• _What the task requires_
Look through the records below, and whenever a line contains "name", copy it.
────────
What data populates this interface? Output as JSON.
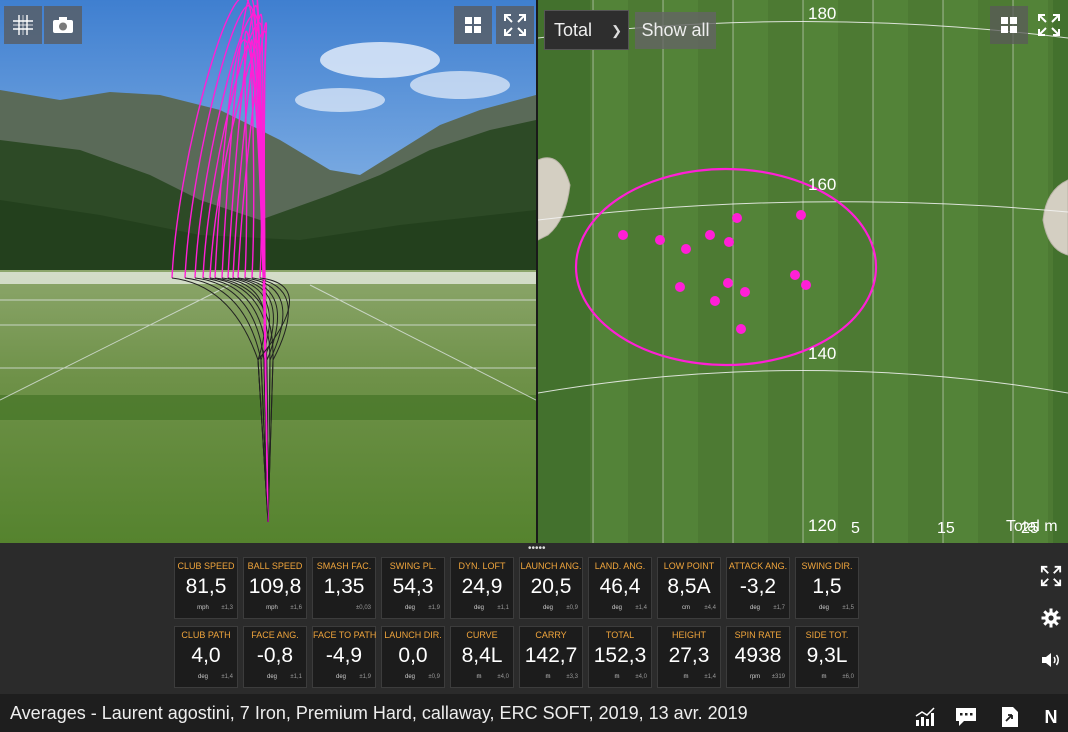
{
  "left_view": {
    "buttons": [
      {
        "name": "grid-toggle-button",
        "icon": "grid-icon"
      },
      {
        "name": "camera-button",
        "icon": "camera-icon"
      },
      {
        "name": "layout-button",
        "icon": "layout-grid-icon"
      },
      {
        "name": "fullscreen-button",
        "icon": "expand-icon"
      }
    ]
  },
  "right_view": {
    "select_value": "Total",
    "show_all_label": "Show all",
    "yard_labels": [
      "180",
      "160",
      "140",
      "120"
    ],
    "axis_labels": [
      "5",
      "15",
      "25"
    ],
    "axis_unit": "Total m",
    "dispersion_color": "#ff1fd6"
  },
  "metrics_row1": [
    {
      "label": "CLUB SPEED",
      "value": "81,5",
      "unit": "mph",
      "sd": "±1,3"
    },
    {
      "label": "BALL SPEED",
      "value": "109,8",
      "unit": "mph",
      "sd": "±1,6"
    },
    {
      "label": "SMASH FAC.",
      "value": "1,35",
      "unit": "",
      "sd": "±0,03"
    },
    {
      "label": "SWING PL.",
      "value": "54,3",
      "unit": "deg",
      "sd": "±1,9"
    },
    {
      "label": "DYN. LOFT",
      "value": "24,9",
      "unit": "deg",
      "sd": "±1,1"
    },
    {
      "label": "LAUNCH ANG.",
      "value": "20,5",
      "unit": "deg",
      "sd": "±0,9"
    },
    {
      "label": "LAND. ANG.",
      "value": "46,4",
      "unit": "deg",
      "sd": "±1,4"
    },
    {
      "label": "LOW POINT",
      "value": "8,5A",
      "unit": "cm",
      "sd": "±4,4"
    },
    {
      "label": "ATTACK ANG.",
      "value": "-3,2",
      "unit": "deg",
      "sd": "±1,7"
    },
    {
      "label": "SWING DIR.",
      "value": "1,5",
      "unit": "deg",
      "sd": "±1,5"
    }
  ],
  "metrics_row2": [
    {
      "label": "CLUB PATH",
      "value": "4,0",
      "unit": "deg",
      "sd": "±1,4"
    },
    {
      "label": "FACE ANG.",
      "value": "-0,8",
      "unit": "deg",
      "sd": "±1,1"
    },
    {
      "label": "FACE TO PATH",
      "value": "-4,9",
      "unit": "deg",
      "sd": "±1,9"
    },
    {
      "label": "LAUNCH DIR.",
      "value": "0,0",
      "unit": "deg",
      "sd": "±0,9"
    },
    {
      "label": "CURVE",
      "value": "8,4L",
      "unit": "m",
      "sd": "±4,0"
    },
    {
      "label": "CARRY",
      "value": "142,7",
      "unit": "m",
      "sd": "±3,3"
    },
    {
      "label": "TOTAL",
      "value": "152,3",
      "unit": "m",
      "sd": "±4,0"
    },
    {
      "label": "HEIGHT",
      "value": "27,3",
      "unit": "m",
      "sd": "±1,4"
    },
    {
      "label": "SPIN RATE",
      "value": "4938",
      "unit": "rpm",
      "sd": "±319"
    },
    {
      "label": "SIDE TOT.",
      "value": "9,3L",
      "unit": "m",
      "sd": "±6,0"
    }
  ],
  "side_icons": [
    "expand-icon",
    "gear-icon",
    "speaker-icon"
  ],
  "status": {
    "text": "Averages - Laurent agostini, 7 Iron, Premium Hard, callaway, ERC SOFT, 2019, 13 avr. 2019",
    "north_label": "N",
    "icons": [
      "chart-icon",
      "comment-icon",
      "export-icon",
      "north-icon"
    ]
  },
  "colors": {
    "label_orange": "#f0a53c",
    "trace_magenta": "#ff1fd6",
    "panel_bg": "#2b2b2b"
  }
}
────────
• _Your solution_
        "name": "grid-toggle-button",
        "name": "camera-button",
        "name": "layout-button",
        "name": "fullscreen-button",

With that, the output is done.